● REQUIREMENT: Every line in the records below with the string "URLs" needs to be copied out.

● RECORDS FOR THIS TASK:
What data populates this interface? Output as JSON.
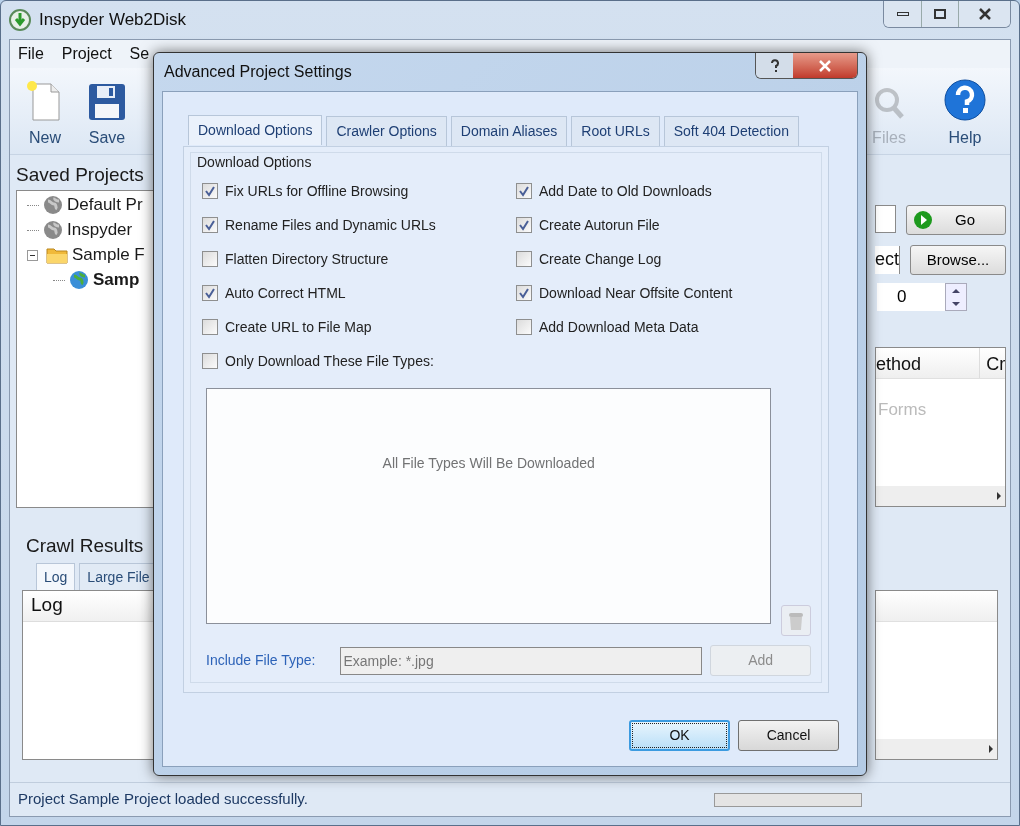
{
  "window": {
    "title": "Inspyder Web2Disk"
  },
  "menu": [
    "File",
    "Project",
    "Se"
  ],
  "toolbar_left": [
    {
      "label": "New",
      "kind": "new",
      "disabled": false
    },
    {
      "label": "Save",
      "kind": "save",
      "disabled": false
    }
  ],
  "toolbar_right": [
    {
      "label": "Files",
      "kind": "files",
      "disabled": true
    },
    {
      "label": "Help",
      "kind": "help",
      "disabled": false
    }
  ],
  "saved_projects": {
    "title": "Saved Projects",
    "tree": [
      {
        "label": "Default Pr",
        "kind": "project",
        "current": false
      },
      {
        "label": "Inspyder",
        "kind": "project",
        "current": false
      },
      {
        "label": "Sample F",
        "kind": "folder",
        "expanded": true,
        "children": [
          {
            "label": "Samp",
            "kind": "project",
            "current": true
          }
        ]
      }
    ]
  },
  "crawl_results": {
    "title": "Crawl Results",
    "tabs": [
      {
        "label": "Log",
        "selected": true
      },
      {
        "label": "Large File",
        "selected": false
      }
    ],
    "log_column": "Log"
  },
  "project_panel": {
    "go_button": "Go",
    "label_fragment": "ect",
    "browse_button": "Browse...",
    "spinner_value": "0",
    "table_columns": [
      "ethod",
      "Cr"
    ],
    "table_placeholder": "Forms"
  },
  "status_bar": {
    "message": "Project Sample Project loaded successfully."
  },
  "dialog": {
    "title": "Advanced Project Settings",
    "tabs": [
      {
        "label": "Download Options",
        "selected": true
      },
      {
        "label": "Crawler Options",
        "selected": false
      },
      {
        "label": "Domain Aliases",
        "selected": false
      },
      {
        "label": "Root URLs",
        "selected": false
      },
      {
        "label": "Soft 404 Detection",
        "selected": false
      }
    ],
    "group_title": "Download Options",
    "options": [
      {
        "label": "Fix URLs for Offline Browsing",
        "checked": true
      },
      {
        "label": "Add Date to Old Downloads",
        "checked": true
      },
      {
        "label": "Rename Files and Dynamic URLs",
        "checked": true
      },
      {
        "label": "Create Autorun File",
        "checked": true
      },
      {
        "label": "Flatten Directory Structure",
        "checked": false
      },
      {
        "label": "Create Change Log",
        "checked": false
      },
      {
        "label": "Auto Correct HTML",
        "checked": true
      },
      {
        "label": "Download Near Offsite Content",
        "checked": true
      },
      {
        "label": "Create URL to File Map",
        "checked": false
      },
      {
        "label": "Add Download Meta Data",
        "checked": false
      }
    ],
    "file_types_filter": {
      "label": "Only Download These File Types:",
      "checked": false
    },
    "list_placeholder": "All File Types Will Be Downloaded",
    "include_label": "Include File Type:",
    "include_placeholder": "Example: *.jpg",
    "add_button": {
      "label": "Add",
      "disabled": true
    },
    "buttons": [
      {
        "label": "OK",
        "default": true
      },
      {
        "label": "Cancel",
        "default": false
      }
    ]
  }
}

● TASK RESULT:
        "label": "Root URLs",
        "label": "Fix URLs for Offline Browsing",
        "label": "Rename Files and Dynamic URLs",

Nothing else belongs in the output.